** TASK INPUTS follows **
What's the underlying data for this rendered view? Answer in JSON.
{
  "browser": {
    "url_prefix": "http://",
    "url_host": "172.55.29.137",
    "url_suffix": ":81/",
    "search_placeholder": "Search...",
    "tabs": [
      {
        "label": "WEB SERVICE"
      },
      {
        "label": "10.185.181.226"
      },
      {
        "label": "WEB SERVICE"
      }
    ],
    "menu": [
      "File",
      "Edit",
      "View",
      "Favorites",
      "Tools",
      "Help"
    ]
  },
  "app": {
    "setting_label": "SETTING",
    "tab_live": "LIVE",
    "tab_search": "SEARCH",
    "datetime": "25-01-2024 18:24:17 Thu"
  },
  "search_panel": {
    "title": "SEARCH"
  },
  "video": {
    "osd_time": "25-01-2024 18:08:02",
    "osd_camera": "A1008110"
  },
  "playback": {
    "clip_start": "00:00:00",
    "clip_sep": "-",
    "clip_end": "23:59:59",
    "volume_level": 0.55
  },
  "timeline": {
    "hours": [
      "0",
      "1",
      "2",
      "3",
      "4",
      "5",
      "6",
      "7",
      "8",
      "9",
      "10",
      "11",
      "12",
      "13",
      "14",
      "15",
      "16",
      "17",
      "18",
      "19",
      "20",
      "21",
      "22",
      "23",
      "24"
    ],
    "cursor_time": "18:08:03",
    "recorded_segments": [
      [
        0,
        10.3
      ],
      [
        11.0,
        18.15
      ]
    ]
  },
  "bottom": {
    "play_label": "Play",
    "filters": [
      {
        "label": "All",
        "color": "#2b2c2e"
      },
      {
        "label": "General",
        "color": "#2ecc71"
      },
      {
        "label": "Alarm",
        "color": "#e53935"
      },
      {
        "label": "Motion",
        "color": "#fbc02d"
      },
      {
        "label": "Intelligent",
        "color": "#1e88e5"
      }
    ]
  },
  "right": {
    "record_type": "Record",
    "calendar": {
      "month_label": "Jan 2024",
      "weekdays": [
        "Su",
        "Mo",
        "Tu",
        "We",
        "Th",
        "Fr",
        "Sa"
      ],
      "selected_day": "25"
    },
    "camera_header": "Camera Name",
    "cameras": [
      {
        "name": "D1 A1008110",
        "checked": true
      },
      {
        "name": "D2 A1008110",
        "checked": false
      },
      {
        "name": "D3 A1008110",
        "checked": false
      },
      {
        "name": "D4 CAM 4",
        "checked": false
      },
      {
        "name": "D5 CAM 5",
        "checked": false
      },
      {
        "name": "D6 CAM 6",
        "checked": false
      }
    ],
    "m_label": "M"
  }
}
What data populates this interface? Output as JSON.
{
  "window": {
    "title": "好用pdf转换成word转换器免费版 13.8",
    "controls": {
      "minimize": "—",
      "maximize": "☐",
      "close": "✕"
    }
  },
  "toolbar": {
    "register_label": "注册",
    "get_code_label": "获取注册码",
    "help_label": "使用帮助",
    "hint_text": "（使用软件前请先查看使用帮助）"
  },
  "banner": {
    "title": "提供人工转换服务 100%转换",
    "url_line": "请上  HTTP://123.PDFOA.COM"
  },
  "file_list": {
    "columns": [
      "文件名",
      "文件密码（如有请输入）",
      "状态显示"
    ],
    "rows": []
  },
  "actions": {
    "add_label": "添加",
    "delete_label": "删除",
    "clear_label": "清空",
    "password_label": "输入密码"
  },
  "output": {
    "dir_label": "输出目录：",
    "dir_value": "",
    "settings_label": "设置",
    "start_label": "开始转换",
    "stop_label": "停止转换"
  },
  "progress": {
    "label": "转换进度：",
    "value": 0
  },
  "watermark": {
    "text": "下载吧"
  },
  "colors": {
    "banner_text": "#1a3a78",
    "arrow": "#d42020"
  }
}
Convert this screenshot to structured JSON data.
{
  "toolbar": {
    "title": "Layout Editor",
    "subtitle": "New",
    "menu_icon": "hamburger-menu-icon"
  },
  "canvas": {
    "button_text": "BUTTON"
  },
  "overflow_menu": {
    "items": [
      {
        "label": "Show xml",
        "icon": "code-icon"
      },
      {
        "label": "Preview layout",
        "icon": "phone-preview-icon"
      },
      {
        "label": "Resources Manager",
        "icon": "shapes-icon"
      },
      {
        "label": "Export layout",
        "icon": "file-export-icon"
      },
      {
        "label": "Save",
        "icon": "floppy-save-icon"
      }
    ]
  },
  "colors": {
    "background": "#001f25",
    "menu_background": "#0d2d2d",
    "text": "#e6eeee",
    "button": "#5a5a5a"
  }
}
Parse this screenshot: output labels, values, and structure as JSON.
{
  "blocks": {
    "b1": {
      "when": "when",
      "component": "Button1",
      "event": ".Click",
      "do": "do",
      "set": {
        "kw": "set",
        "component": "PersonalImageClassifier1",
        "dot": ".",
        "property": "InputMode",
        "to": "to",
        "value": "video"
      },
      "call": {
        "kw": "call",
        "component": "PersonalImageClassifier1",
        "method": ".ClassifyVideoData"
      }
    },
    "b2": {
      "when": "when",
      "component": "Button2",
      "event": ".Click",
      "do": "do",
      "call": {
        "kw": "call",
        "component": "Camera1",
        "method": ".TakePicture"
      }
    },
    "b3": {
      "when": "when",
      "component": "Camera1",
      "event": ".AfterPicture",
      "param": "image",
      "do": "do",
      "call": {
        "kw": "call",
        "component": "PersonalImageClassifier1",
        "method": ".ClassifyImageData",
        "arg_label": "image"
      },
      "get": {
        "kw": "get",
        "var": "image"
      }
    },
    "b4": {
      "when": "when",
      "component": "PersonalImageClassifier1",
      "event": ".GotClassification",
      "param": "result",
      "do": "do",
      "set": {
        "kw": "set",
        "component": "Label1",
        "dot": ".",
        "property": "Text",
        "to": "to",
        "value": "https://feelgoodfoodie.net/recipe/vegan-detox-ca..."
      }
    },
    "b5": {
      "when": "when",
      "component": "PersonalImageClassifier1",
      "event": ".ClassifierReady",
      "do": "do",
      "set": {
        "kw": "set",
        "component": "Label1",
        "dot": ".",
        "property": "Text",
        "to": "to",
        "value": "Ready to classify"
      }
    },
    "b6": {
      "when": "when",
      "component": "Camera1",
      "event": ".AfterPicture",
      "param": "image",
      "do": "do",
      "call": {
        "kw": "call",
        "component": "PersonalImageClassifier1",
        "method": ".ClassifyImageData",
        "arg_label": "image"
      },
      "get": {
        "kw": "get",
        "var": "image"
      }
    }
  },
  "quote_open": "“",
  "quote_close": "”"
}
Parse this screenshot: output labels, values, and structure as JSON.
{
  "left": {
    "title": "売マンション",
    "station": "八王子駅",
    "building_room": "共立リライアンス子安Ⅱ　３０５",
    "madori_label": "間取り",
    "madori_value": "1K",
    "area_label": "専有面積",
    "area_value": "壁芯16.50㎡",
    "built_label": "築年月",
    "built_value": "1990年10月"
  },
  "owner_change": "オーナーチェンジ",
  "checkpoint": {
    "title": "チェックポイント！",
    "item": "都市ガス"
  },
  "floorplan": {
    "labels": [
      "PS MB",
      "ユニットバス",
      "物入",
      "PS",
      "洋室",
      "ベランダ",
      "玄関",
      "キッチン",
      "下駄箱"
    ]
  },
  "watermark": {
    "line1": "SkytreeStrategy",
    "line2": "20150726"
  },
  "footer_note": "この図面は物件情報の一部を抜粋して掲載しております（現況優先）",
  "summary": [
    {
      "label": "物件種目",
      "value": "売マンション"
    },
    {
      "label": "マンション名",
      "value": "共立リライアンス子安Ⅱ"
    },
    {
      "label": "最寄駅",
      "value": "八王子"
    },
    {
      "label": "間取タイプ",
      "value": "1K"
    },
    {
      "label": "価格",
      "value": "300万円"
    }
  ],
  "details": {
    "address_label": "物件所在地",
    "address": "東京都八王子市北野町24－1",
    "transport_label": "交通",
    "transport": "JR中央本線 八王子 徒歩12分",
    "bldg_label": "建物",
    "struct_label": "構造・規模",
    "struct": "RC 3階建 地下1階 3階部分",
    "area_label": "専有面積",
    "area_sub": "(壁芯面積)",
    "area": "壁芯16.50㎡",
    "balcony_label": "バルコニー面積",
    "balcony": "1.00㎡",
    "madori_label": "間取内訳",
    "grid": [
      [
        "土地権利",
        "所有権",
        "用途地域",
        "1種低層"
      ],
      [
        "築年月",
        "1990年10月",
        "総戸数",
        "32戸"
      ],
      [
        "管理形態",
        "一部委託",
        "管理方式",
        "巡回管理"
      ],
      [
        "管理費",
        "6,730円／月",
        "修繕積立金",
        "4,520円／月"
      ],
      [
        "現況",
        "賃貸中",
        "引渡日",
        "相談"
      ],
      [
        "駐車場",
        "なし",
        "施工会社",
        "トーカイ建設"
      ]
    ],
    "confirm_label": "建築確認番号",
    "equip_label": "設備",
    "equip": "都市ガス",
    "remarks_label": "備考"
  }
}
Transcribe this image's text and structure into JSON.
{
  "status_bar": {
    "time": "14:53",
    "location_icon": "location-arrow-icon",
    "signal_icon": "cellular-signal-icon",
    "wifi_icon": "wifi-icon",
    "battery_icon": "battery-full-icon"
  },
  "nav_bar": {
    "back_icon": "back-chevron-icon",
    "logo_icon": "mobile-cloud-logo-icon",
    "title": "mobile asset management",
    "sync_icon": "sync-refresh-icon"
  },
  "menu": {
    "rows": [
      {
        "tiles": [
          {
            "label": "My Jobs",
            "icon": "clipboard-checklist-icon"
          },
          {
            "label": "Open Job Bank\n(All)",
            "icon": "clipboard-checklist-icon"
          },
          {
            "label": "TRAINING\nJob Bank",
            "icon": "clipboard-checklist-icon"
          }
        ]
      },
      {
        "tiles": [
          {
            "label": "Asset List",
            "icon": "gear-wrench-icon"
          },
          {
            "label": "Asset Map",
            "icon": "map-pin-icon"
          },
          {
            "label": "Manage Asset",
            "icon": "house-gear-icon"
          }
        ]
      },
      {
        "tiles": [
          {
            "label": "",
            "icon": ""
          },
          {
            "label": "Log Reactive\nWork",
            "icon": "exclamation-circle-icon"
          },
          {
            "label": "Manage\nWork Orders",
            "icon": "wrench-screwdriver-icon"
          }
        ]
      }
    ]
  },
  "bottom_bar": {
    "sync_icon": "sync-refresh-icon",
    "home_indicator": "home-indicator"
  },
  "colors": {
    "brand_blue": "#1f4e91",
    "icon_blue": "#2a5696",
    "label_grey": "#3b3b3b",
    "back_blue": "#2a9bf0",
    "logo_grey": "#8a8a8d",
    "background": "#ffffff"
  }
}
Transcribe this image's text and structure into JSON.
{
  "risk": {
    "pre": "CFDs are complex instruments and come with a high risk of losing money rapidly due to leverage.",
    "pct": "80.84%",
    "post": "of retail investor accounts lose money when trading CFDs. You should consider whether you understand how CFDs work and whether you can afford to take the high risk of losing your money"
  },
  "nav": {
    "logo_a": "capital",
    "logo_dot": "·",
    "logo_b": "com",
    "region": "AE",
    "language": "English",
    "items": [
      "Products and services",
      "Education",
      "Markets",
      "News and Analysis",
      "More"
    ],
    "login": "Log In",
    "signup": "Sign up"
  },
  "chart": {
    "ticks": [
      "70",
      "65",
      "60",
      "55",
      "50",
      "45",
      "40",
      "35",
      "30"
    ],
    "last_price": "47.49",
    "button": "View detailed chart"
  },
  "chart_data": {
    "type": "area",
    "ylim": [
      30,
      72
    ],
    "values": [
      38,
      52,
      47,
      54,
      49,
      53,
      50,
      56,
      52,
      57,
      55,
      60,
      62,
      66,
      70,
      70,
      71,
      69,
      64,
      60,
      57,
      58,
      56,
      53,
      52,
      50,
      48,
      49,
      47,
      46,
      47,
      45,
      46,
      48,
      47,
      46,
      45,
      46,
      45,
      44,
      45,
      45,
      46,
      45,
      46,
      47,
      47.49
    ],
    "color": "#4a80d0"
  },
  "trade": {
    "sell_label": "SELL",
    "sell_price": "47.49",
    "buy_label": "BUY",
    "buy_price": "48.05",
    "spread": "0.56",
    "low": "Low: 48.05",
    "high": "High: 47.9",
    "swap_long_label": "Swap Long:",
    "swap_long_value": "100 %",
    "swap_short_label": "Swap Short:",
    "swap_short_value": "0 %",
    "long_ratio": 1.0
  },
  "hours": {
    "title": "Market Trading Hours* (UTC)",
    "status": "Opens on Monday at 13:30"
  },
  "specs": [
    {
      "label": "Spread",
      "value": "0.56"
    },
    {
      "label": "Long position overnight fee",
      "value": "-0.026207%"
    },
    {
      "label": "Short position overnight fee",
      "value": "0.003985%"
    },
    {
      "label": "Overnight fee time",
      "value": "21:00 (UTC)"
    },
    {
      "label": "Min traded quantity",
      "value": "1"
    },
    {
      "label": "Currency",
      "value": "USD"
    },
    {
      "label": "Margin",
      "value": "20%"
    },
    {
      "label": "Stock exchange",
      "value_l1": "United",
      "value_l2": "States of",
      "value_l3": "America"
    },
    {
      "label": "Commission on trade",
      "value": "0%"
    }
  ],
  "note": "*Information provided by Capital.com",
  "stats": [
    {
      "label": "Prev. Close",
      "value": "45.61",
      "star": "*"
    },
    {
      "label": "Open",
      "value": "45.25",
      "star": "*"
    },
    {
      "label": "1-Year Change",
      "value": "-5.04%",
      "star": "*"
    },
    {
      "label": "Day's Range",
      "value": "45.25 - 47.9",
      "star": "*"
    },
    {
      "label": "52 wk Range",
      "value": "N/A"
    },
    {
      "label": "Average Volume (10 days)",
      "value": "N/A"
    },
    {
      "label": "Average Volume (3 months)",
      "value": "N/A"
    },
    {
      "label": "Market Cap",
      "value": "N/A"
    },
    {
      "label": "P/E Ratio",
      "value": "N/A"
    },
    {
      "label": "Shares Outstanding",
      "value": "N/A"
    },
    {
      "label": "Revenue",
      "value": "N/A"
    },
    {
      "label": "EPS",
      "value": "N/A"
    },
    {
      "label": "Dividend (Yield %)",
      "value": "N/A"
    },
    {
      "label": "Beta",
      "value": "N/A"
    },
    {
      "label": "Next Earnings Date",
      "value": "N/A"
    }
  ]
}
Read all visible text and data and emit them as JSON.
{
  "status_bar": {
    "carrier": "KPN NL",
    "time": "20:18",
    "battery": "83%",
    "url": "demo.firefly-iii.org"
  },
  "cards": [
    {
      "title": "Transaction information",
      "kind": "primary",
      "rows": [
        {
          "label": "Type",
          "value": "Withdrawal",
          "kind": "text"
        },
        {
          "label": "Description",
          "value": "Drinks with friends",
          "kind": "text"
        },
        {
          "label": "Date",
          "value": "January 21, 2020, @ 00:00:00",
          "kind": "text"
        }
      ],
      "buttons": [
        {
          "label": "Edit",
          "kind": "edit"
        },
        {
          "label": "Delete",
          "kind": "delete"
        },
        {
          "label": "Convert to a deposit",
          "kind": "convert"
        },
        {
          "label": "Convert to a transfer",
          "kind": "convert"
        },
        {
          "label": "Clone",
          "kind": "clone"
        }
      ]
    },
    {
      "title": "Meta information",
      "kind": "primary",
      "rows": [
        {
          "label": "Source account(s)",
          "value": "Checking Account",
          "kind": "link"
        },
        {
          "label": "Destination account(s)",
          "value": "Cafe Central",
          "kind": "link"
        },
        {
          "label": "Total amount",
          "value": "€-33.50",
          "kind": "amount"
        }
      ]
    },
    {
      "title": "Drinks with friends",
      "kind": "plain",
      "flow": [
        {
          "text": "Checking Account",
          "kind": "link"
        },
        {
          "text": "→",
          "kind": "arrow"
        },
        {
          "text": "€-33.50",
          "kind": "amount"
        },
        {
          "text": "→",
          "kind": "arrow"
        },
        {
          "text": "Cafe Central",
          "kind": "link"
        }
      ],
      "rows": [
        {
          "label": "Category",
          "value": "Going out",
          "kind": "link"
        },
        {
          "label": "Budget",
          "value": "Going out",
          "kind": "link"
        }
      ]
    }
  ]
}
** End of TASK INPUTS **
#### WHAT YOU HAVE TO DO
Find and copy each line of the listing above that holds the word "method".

#### ANSWER FOR THE TASK
        "method": ".ClassifyVideoData"
        "method": ".TakePicture"
        "method": ".ClassifyImageData",
        "method": ".ClassifyImageData",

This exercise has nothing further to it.